- WHAT NEEDS TO BE DONE
Scan the listing below for the word "header" and copy every line where it occurs.

- RECORDS FOR THE TASK
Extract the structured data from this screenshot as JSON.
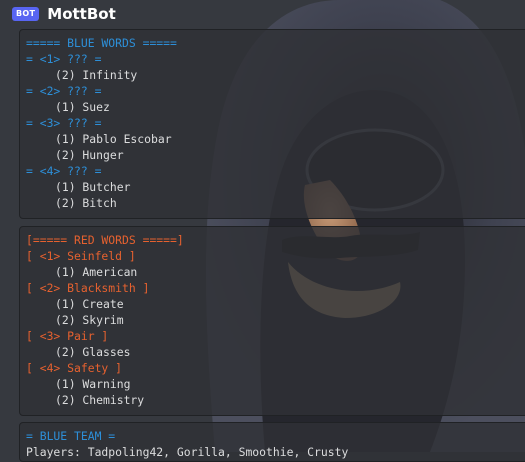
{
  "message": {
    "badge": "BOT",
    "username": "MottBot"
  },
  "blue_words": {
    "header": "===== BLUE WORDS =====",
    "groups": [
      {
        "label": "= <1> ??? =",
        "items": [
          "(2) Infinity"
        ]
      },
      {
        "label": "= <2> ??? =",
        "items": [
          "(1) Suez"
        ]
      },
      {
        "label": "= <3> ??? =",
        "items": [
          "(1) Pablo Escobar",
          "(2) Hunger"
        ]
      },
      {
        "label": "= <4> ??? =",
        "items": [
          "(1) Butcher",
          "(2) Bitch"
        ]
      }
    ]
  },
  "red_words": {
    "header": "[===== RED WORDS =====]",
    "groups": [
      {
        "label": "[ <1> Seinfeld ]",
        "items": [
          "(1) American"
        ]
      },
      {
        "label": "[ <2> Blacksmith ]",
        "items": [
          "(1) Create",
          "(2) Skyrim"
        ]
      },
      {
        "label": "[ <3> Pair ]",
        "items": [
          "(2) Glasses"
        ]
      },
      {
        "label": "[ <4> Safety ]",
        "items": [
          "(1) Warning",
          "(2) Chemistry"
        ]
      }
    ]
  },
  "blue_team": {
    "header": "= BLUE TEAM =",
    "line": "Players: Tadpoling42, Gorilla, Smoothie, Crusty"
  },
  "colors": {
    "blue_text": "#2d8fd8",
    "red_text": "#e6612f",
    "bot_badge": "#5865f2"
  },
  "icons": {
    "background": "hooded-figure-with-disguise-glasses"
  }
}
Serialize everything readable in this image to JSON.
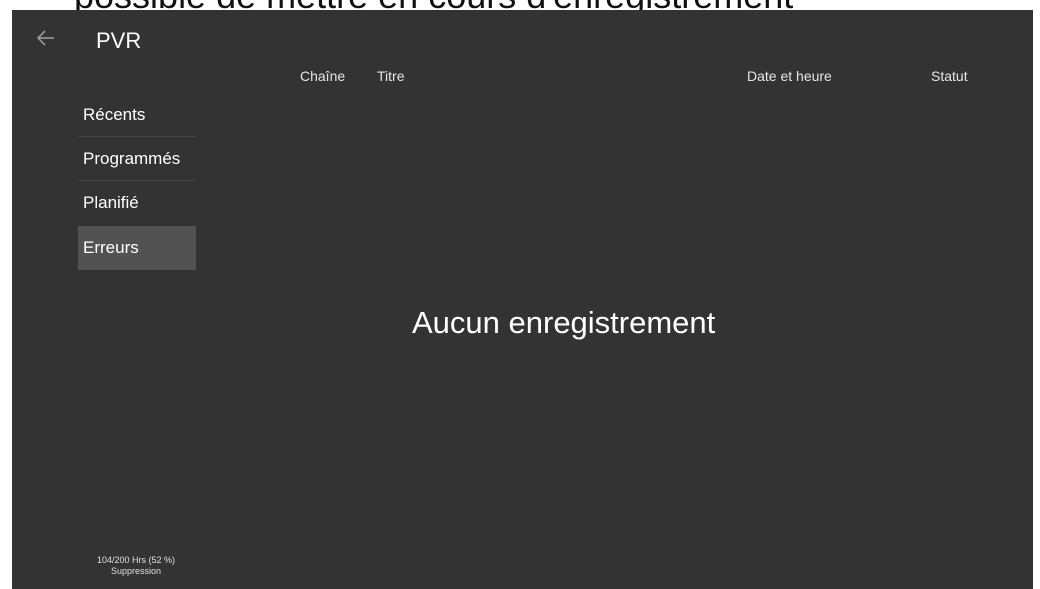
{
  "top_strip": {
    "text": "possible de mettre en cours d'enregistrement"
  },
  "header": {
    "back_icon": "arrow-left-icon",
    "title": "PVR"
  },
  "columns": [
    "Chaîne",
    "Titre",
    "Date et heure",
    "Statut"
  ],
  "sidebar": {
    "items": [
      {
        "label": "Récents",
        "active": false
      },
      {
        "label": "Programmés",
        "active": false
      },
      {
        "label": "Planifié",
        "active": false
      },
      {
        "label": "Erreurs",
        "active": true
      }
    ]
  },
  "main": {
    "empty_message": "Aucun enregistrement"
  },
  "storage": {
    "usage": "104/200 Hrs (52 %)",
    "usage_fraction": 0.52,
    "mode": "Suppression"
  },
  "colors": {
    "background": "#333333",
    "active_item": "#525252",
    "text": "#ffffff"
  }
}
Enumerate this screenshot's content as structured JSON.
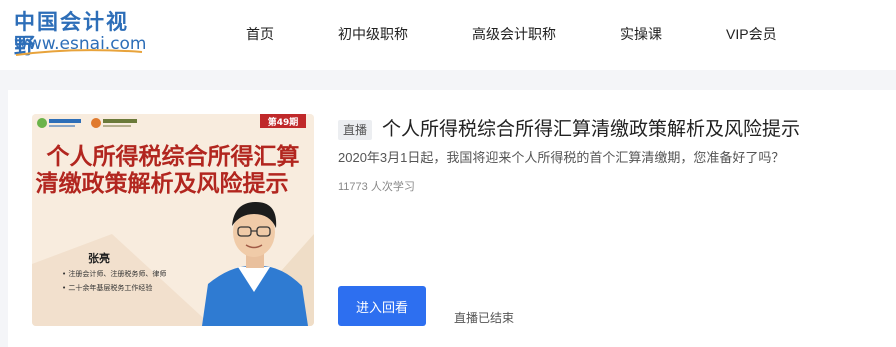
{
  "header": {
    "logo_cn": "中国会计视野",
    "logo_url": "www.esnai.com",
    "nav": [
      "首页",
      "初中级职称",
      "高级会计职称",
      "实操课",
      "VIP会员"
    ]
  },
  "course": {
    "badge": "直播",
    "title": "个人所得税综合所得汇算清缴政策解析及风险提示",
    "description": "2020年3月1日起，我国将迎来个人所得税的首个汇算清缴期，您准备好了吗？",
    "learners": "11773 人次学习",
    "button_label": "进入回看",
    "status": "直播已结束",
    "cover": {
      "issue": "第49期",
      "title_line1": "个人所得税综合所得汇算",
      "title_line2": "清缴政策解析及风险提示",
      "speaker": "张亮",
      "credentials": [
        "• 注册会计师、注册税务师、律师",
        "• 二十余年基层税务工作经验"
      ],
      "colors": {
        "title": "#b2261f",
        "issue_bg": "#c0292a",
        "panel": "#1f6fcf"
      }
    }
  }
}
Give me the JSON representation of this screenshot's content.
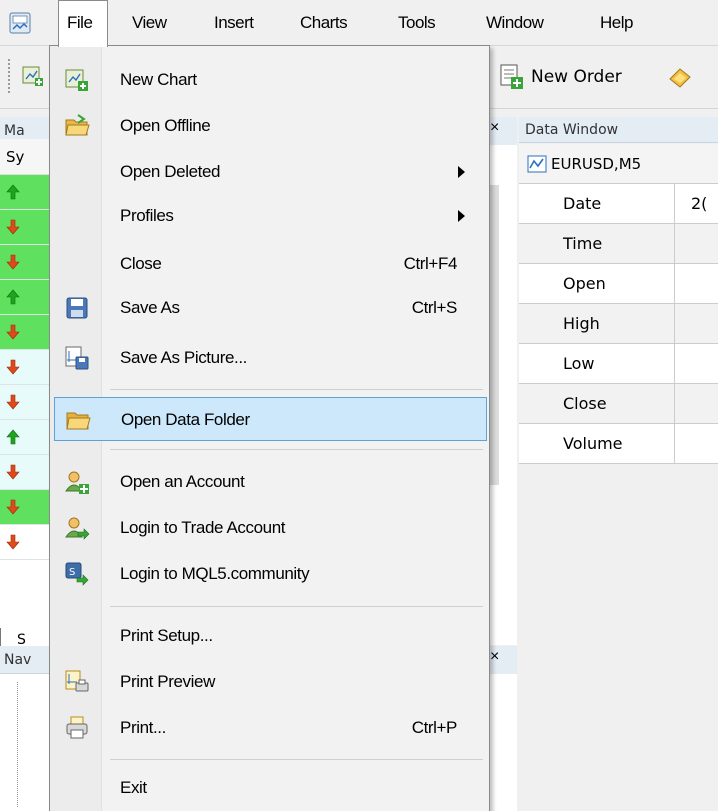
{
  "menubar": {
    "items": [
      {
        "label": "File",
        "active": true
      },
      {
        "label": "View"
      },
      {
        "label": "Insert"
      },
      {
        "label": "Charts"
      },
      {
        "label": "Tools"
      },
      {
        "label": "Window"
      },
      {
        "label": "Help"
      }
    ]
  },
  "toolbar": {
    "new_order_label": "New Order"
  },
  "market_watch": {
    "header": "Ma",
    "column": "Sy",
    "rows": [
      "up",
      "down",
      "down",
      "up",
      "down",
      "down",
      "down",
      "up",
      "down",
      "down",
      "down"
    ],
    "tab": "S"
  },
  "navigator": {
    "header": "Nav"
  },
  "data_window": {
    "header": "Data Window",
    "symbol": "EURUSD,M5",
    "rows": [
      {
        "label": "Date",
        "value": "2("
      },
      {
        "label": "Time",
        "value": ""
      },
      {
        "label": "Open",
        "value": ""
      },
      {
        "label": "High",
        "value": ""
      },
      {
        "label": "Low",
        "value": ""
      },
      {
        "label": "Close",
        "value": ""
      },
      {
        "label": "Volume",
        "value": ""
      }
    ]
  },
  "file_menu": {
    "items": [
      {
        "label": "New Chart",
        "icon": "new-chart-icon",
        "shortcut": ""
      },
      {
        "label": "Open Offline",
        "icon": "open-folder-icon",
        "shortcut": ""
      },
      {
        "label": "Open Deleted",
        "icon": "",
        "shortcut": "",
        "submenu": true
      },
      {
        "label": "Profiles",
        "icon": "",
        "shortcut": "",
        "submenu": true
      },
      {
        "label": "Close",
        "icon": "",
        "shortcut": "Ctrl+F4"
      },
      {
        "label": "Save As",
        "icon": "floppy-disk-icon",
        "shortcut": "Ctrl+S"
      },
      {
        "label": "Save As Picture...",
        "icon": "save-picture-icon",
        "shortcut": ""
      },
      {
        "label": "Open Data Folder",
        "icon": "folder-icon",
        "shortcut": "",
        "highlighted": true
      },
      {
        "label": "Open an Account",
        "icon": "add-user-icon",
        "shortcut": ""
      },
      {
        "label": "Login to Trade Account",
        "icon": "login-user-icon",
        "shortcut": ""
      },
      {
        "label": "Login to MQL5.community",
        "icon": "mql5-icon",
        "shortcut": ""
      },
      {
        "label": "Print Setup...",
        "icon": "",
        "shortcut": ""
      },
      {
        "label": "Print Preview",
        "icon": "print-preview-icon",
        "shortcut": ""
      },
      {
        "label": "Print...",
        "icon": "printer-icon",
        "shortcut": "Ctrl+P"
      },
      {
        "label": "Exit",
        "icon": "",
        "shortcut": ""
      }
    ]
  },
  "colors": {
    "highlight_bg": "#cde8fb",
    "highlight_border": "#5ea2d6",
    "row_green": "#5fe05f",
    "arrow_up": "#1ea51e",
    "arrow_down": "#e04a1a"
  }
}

- FINAL ANSWER
    "header": "===== BLUE WORDS =====",
    "header": "[===== RED WORDS =====]",
    "header": "= BLUE TEAM =",
  "header": {
  "header": {
    "header": "Ma",
    "header": "Nav"
    "header": "Data Window",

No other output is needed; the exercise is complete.